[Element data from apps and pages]

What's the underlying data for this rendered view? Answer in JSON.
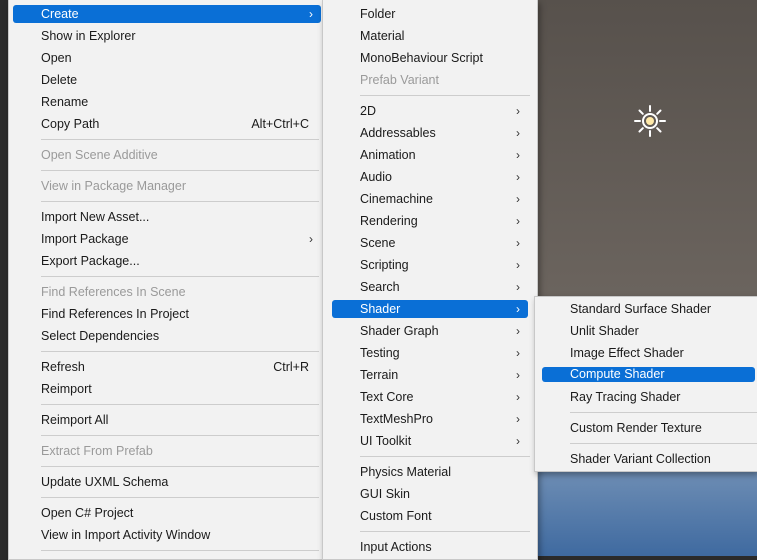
{
  "main_menu": {
    "create": "Create",
    "show_in_explorer": "Show in Explorer",
    "open": "Open",
    "delete": "Delete",
    "rename": "Rename",
    "copy_path": "Copy Path",
    "copy_path_shortcut": "Alt+Ctrl+C",
    "open_scene_additive": "Open Scene Additive",
    "view_in_package_manager": "View in Package Manager",
    "import_new_asset": "Import New Asset...",
    "import_package": "Import Package",
    "export_package": "Export Package...",
    "find_references_in_scene": "Find References In Scene",
    "find_references_in_project": "Find References In Project",
    "select_dependencies": "Select Dependencies",
    "refresh": "Refresh",
    "refresh_shortcut": "Ctrl+R",
    "reimport": "Reimport",
    "reimport_all": "Reimport All",
    "extract_from_prefab": "Extract From Prefab",
    "update_uxml_schema": "Update UXML Schema",
    "open_csharp_project": "Open C# Project",
    "view_in_import_activity_window": "View in Import Activity Window"
  },
  "create_menu": {
    "folder": "Folder",
    "material": "Material",
    "monobehaviour_script": "MonoBehaviour Script",
    "prefab_variant": "Prefab Variant",
    "2d": "2D",
    "addressables": "Addressables",
    "animation": "Animation",
    "audio": "Audio",
    "cinemachine": "Cinemachine",
    "rendering": "Rendering",
    "scene": "Scene",
    "scripting": "Scripting",
    "search": "Search",
    "shader": "Shader",
    "shader_graph": "Shader Graph",
    "testing": "Testing",
    "terrain": "Terrain",
    "text_core": "Text Core",
    "textmeshpro": "TextMeshPro",
    "ui_toolkit": "UI Toolkit",
    "physics_material": "Physics Material",
    "gui_skin": "GUI Skin",
    "custom_font": "Custom Font",
    "input_actions": "Input Actions"
  },
  "shader_menu": {
    "standard_surface_shader": "Standard Surface Shader",
    "unlit_shader": "Unlit Shader",
    "image_effect_shader": "Image Effect Shader",
    "compute_shader": "Compute Shader",
    "ray_tracing_shader": "Ray Tracing Shader",
    "custom_render_texture": "Custom Render Texture",
    "shader_variant_collection": "Shader Variant Collection"
  },
  "icons": {
    "submenu": "chevron-right-icon",
    "light": "directional-light-icon"
  },
  "colors": {
    "highlight": "#0a6fd6",
    "menu_background": "#f2f2f2",
    "disabled_text": "#9a9a9a"
  }
}
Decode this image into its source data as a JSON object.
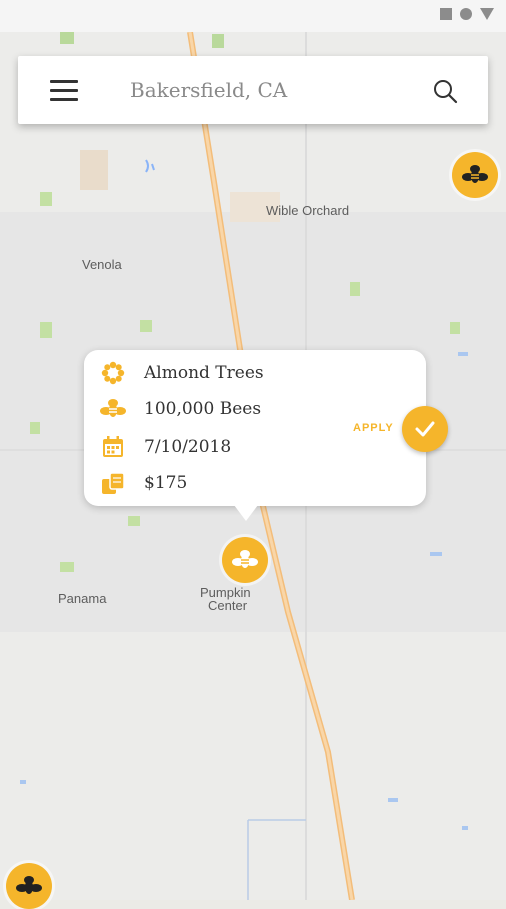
{
  "search": {
    "location": "Bakersfield, CA"
  },
  "map": {
    "places": [
      "Wible Orchard",
      "Venola",
      "Panama",
      "Pumpkin",
      "Center"
    ]
  },
  "popup": {
    "crop": "Almond Trees",
    "bees": "100,000 Bees",
    "date": "7/10/2018",
    "price": "$175",
    "apply_label": "APPLY"
  },
  "colors": {
    "accent": "#f5b52b",
    "road": "#f6c98a"
  }
}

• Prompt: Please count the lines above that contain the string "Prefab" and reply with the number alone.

• Result of the task: 2